Swords clashed again and again. Battle-axes split skulls. Soon the footing was treacherous, blood mingling with the dirt. Then came the blast of a horn, and the battle paused. The man before the knight smiled-just before he died. Then, keening on the breeze, came the eerie sound of unholy laughter.
It had been a trap. A trap from the beginning. They had seen only a fraction of the troops riding with the enemy. More were arriving, storming through the pass.
The knight turned in time to slash the throat of the infantryman behind him, who had meant to stab him through the back. He saw the king, and rational thought took over once again. He strode over blood, bodies, limbs, and reached the place where the king fought. Savagely, he battled by his ruler's side, willing to fight unto death, until he was overwhelmed.
Because death would be welcome. She was dead, his soul cried. Dead and gone. All that was left was to find her remains.
"Go!" the knight roared above the clash of steel. A cohort was there with a horse. The king's followers thrust him behind themselves, forcing him to the horse. A pipe played, and the defenders began to slip away, heading for the caves and tunnels they knew so well. The battle continued to rage. They could not all escape; someone had to remain so the others might survive to fight another day.
The knight looked up briefly. The moon was full in the sky, as red as the bloody field around him. The mist that had fallen was the same crimson shade. It was as if he stood in a fog of blood. And in his heart and mind, he was dead already.
His time had come. He did not damn God or fate.She was lost, and he could only pray that there was indeed a heaven, that he would find her there. He had killed, true, but his cause had been a righteous one.
He closed his eyes for a split second, then opened them, roared out a warning and strode into the melee.
They fell before him, man after man. He knew his rage at that moment was not for the future, not for a dream.
It was for her.
He didn't know if blood or sweat dripped into his eyes, for he moved in a red haze. He was dimly aware of someone near him, the sound of an incantation.
And then a blow against his head sent him down, spiraling into darkness, an endless bloodred night.
He opened his eyes. There was darkness, there was shadow.
There was sensation.
He hadn't expected this. Had God spurned him?
Warmth surrounded him. He heard the crackling of a fire. He blinked and realized he was not dead after all.
A massive shadow loomed on the wall, then resolved itself into Father Gregore. The man came to his side, bringing water. The knight swallowed, his head cradled by the powerful hand of the strange priest.

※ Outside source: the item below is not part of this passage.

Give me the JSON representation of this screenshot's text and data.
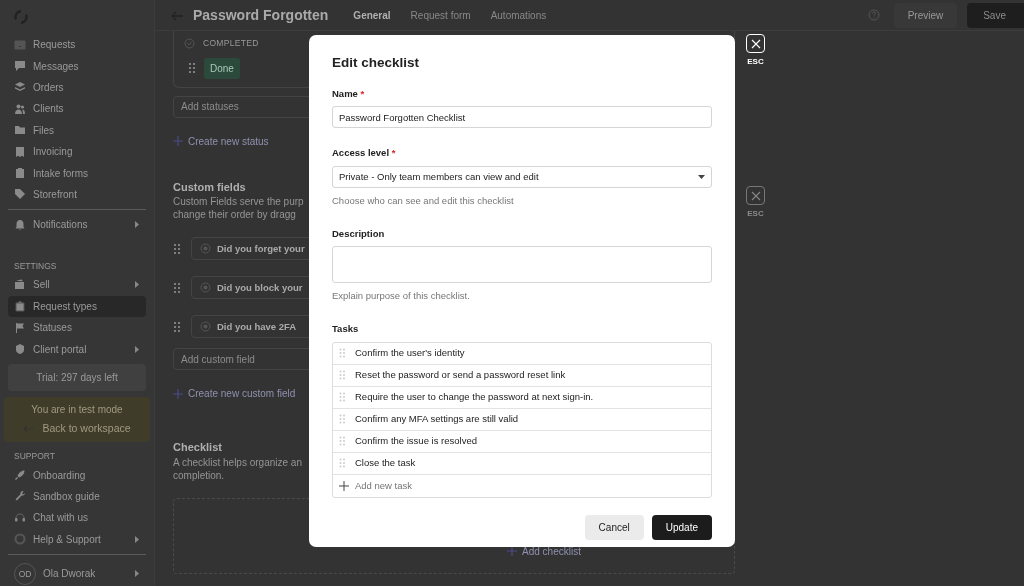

"The battle...?" he asked.
"It is over. Long over," the priest said. "Sip slowly."
The knight looked around. They were in a cave. He couldn't tell if it was morning or evening, early or late. He knew only that the red mist was gone. Gone, too, was the scent of scorched flesh, the awful smell of blood and death.
Gone, too, was the woman he had loved.
"How long have I been here?" the knight asked.
"A very long time."
"My lady...I took her from the fire. And then she was gone. I've got to find her."
The priest looked at him, studying him for a long time. "Yes, you do," he said softly.
"I must hurry," the knight muttered.
The priest stopped him. "You must heal."
"But...I have to find her."
"A little more time won't matter," the priest said, and sat back. The glow of the fire touched his features. "You have to help me heal you. I am not entirely a miracle worker. There will be time."
"But she is in danger."
"Yes. She is your quest. Her immortal soul cries out."
"There is time, my son. Much has happened. There's much I must tell you. Much you must learn."
The fire snapped and crackled and the knight looked into the priest's eyes....
It was only then that he began to understand.